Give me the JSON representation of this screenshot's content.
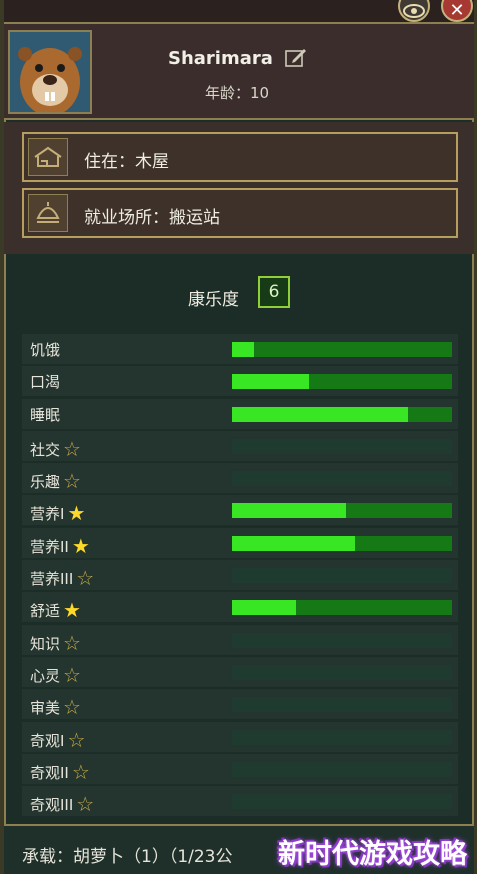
{
  "character": {
    "name": "Sharimara",
    "age_label": "年龄：10"
  },
  "info": {
    "home": "住在：木屋",
    "workplace": "就业场所：搬运站"
  },
  "happiness": {
    "label": "康乐度",
    "value": "6"
  },
  "needs": [
    {
      "label": "饥饿",
      "star": "none",
      "level": 0.1
    },
    {
      "label": "口渴",
      "star": "none",
      "level": 0.35
    },
    {
      "label": "睡眠",
      "star": "none",
      "level": 0.8
    },
    {
      "label": "社交",
      "star": "empty",
      "level": 0
    },
    {
      "label": "乐趣",
      "star": "empty",
      "level": 0
    },
    {
      "label": "营养I",
      "star": "filled",
      "level": 0.52
    },
    {
      "label": "营养II",
      "star": "filled",
      "level": 0.56
    },
    {
      "label": "营养III",
      "star": "empty",
      "level": 0
    },
    {
      "label": "舒适",
      "star": "filled",
      "level": 0.29
    },
    {
      "label": "知识",
      "star": "empty",
      "level": 0
    },
    {
      "label": "心灵",
      "star": "empty",
      "level": 0
    },
    {
      "label": "审美",
      "star": "empty",
      "level": 0
    },
    {
      "label": "奇观I",
      "star": "empty",
      "level": 0
    },
    {
      "label": "奇观II",
      "star": "empty",
      "level": 0
    },
    {
      "label": "奇观III",
      "star": "empty",
      "level": 0
    }
  ],
  "footer": {
    "carrying": "承载：胡萝卜（1）（1/23公"
  },
  "watermark": "新时代游戏攻略",
  "colors": {
    "bar_fill": "#39e624",
    "bar_track_active": "#157a15",
    "star_filled": "#ffd92a",
    "accent_border": "#8d8050"
  },
  "icons": {
    "eye": "eye-icon",
    "close": "close-icon",
    "edit": "edit-icon",
    "home": "house-icon",
    "work": "bell-tower-icon"
  }
}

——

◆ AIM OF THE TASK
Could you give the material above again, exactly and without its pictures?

◆ PROBLEM SOLUTION
Give me the JSON representation of this screenshot's content.
{
  "character": {
    "name": "Sharimara",
    "age_label": "年龄：10"
  },
  "info": {
    "home": "住在：木屋",
    "workplace": "就业场所：搬运站"
  },
  "happiness": {
    "label": "康乐度",
    "value": "6"
  },
  "needs": [
    {
      "label": "饥饿",
      "star": "none",
      "level": 0.1
    },
    {
      "label": "口渴",
      "star": "none",
      "level": 0.35
    },
    {
      "label": "睡眠",
      "star": "none",
      "level": 0.8
    },
    {
      "label": "社交",
      "star": "empty",
      "level": 0
    },
    {
      "label": "乐趣",
      "star": "empty",
      "level": 0
    },
    {
      "label": "营养I",
      "star": "filled",
      "level": 0.52
    },
    {
      "label": "营养II",
      "star": "filled",
      "level": 0.56
    },
    {
      "label": "营养III",
      "star": "empty",
      "level": 0
    },
    {
      "label": "舒适",
      "star": "filled",
      "level": 0.29
    },
    {
      "label": "知识",
      "star": "empty",
      "level": 0
    },
    {
      "label": "心灵",
      "star": "empty",
      "level": 0
    },
    {
      "label": "审美",
      "star": "empty",
      "level": 0
    },
    {
      "label": "奇观I",
      "star": "empty",
      "level": 0
    },
    {
      "label": "奇观II",
      "star": "empty",
      "level": 0
    },
    {
      "label": "奇观III",
      "star": "empty",
      "level": 0
    }
  ],
  "footer": {
    "carrying": "承载：胡萝卜（1）（1/23公"
  },
  "watermark": "新时代游戏攻略",
  "colors": {
    "bar_fill": "#39e624",
    "bar_track_active": "#157a15",
    "star_filled": "#ffd92a",
    "accent_border": "#8d8050"
  },
  "icons": {
    "eye": "eye-icon",
    "close": "close-icon",
    "edit": "edit-icon",
    "home": "house-icon",
    "work": "bell-tower-icon"
  }
}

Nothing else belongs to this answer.